At almost 22 weeks pregnant, 10 weeks after being told my baby had a fatal condition, we finally got the news that he was going to be ok, and his condition was indeed placental. We moved back to Ireland, and while I was monitored carefully, our little man was born healthy. The devastation and the stress followed me throughout my pregnancy and for a long while after his birth. The “what ifs” haunted me for almost the first year of his life.
So while my story was really difficult for me, it and other difficult stories like it really have nothing to do with the current referendum on the Eighth Amendment as it is proposed.
I have heard people state they are voting yes for choice, yes to 12 weeks, yes for rape victims and yes to those who have FFA diagnosis that need to travel. But this is not what we are being asked to vote on.
I know there is a need for terminations at times. I know some women would have taken a different path to me. I know we need to do better, to support those who have been raped and find themselves pregnant. I know we need to look at how we educate and empower women. But we are not being asked about the hard cases on May 25th.
We are being asked to remove the constitutional right to life of all unborn babies. Those that are wanted, and those that are not. We are being asked to remove the Eighth Amendment and replace it with: “provision may be made for the regulation of termination in pregnancy”. There will be no limit in our Constitution. By voting Yes, we hand the power to legislate for terminations in pregnancy to this Government and all future governments. They can change the limit without our say. If a 12-week limit was written into the Constitution there would be broader consensus. They wrote a four-year limit in for divorce.

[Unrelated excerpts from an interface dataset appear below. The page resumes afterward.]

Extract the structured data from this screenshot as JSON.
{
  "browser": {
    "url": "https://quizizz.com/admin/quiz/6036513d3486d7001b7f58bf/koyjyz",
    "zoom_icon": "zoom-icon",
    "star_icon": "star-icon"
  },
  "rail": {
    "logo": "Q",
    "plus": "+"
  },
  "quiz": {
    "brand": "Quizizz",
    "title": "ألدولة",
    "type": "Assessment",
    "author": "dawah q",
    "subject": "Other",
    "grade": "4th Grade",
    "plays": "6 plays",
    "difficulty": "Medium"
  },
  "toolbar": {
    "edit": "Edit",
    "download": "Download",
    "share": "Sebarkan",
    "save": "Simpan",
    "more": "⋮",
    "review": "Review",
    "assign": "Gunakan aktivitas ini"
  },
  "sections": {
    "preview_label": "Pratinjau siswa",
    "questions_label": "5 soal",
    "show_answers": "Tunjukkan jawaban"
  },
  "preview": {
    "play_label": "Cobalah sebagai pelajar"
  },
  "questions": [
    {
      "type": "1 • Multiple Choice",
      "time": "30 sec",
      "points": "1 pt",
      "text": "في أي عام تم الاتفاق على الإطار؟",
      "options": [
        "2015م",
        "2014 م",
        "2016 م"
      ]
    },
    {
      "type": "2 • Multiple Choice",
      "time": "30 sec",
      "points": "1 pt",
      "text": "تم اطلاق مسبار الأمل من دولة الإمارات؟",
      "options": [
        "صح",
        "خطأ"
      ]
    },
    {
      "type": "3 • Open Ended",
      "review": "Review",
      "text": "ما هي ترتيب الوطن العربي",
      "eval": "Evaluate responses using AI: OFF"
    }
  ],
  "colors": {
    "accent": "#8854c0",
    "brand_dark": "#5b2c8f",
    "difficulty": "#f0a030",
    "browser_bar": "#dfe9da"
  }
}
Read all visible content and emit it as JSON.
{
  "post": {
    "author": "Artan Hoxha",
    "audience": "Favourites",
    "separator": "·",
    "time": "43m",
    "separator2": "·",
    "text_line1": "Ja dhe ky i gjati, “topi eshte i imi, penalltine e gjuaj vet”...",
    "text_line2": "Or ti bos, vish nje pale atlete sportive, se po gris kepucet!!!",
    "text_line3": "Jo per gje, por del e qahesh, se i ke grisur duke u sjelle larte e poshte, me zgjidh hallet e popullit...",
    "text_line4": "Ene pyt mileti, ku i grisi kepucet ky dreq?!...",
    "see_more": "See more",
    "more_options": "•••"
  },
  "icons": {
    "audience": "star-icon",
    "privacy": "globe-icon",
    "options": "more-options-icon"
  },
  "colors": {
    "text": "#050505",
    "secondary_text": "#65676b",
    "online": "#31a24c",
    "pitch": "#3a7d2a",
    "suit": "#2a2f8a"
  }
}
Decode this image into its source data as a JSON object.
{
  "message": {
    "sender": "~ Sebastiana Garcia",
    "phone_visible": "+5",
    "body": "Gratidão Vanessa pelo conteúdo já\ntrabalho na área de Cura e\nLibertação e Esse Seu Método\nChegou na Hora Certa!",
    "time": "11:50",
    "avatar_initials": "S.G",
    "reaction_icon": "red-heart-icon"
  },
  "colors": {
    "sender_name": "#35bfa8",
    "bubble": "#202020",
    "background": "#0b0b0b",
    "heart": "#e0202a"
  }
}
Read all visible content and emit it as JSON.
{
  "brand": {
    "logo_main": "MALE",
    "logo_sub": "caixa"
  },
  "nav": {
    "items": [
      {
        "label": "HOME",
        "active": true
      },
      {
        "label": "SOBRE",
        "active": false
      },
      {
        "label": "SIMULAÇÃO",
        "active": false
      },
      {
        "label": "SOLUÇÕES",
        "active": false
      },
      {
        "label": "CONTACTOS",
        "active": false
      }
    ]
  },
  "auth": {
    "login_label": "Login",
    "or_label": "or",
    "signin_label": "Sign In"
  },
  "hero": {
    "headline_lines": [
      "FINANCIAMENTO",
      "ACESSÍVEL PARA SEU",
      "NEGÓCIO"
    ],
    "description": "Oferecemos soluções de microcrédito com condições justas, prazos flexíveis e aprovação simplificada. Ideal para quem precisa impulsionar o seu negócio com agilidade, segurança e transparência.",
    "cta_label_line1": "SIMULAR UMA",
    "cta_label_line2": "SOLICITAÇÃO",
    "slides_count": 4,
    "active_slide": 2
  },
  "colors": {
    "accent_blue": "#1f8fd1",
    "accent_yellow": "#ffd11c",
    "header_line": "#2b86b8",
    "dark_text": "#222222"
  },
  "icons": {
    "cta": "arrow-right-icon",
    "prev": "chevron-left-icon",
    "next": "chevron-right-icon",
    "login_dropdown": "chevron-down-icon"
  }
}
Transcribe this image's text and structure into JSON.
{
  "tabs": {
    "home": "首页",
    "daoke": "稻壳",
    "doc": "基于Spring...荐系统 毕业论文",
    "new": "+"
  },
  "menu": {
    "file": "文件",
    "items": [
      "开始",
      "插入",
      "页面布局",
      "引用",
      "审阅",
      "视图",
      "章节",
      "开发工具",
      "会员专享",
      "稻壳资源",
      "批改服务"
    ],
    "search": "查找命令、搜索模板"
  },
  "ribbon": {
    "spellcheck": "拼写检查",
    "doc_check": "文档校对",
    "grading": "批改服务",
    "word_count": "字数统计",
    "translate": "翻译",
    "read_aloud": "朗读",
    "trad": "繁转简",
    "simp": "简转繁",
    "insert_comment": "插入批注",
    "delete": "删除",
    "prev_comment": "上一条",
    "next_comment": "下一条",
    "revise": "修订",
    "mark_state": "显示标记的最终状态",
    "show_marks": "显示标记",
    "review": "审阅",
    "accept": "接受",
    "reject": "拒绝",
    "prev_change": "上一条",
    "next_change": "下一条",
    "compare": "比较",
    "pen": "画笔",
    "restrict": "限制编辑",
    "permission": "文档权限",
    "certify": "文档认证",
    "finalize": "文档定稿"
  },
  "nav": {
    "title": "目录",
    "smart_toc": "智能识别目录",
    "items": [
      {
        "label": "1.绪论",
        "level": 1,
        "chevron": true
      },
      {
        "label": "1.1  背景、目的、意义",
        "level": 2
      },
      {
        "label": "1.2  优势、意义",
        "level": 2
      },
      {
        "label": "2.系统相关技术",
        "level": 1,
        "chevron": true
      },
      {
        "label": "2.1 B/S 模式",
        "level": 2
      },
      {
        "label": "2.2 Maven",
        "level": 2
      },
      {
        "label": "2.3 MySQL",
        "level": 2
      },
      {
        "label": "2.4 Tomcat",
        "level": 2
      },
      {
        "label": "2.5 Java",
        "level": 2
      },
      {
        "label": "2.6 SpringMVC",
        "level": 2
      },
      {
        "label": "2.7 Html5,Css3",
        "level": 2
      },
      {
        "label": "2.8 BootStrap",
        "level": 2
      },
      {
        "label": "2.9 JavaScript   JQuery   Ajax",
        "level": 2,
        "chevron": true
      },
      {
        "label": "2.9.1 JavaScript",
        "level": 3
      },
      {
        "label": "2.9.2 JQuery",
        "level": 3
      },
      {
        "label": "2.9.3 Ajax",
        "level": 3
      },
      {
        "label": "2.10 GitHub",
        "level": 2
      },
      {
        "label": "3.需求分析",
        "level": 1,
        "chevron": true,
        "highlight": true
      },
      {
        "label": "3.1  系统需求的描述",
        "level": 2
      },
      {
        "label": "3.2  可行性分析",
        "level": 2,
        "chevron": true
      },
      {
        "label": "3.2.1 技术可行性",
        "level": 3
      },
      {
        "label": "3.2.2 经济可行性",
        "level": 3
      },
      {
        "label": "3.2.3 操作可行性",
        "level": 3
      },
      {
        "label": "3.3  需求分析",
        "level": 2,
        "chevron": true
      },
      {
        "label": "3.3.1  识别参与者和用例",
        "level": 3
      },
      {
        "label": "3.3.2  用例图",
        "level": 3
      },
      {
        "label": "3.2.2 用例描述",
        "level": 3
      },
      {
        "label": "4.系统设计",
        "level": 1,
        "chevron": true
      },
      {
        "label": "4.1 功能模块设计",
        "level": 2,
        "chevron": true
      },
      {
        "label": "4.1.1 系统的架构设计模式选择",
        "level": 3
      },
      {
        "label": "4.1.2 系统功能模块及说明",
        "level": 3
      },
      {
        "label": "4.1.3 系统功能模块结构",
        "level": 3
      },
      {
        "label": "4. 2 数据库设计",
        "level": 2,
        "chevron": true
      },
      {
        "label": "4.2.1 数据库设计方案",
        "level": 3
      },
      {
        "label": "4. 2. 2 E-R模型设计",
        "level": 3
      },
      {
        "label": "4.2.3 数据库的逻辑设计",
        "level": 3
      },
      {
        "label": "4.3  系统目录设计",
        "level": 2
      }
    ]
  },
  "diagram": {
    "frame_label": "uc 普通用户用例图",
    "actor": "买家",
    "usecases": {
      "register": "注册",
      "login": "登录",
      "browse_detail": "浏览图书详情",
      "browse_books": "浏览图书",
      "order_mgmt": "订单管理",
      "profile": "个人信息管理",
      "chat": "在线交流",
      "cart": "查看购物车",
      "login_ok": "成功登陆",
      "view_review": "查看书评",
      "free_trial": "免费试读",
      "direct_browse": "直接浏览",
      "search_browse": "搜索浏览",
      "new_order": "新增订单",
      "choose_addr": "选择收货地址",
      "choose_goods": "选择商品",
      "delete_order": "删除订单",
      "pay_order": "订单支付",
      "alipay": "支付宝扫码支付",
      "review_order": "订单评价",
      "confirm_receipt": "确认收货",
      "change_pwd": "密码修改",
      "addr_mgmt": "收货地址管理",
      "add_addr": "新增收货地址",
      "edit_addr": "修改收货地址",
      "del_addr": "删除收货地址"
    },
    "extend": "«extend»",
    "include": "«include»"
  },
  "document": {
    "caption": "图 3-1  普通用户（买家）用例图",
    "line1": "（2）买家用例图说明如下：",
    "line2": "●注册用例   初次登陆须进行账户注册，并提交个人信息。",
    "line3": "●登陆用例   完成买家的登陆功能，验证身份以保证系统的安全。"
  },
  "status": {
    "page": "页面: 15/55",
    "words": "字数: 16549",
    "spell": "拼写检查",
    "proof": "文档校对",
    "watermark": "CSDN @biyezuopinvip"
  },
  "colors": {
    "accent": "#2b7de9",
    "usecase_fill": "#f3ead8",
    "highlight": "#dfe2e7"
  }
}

Read the Referendum Commission’s independent booklet, and inform yourself on what it is we are actually voting on. You certainly won’t find a 12-week limit there.
We need to amend the Eighth, not repeal it.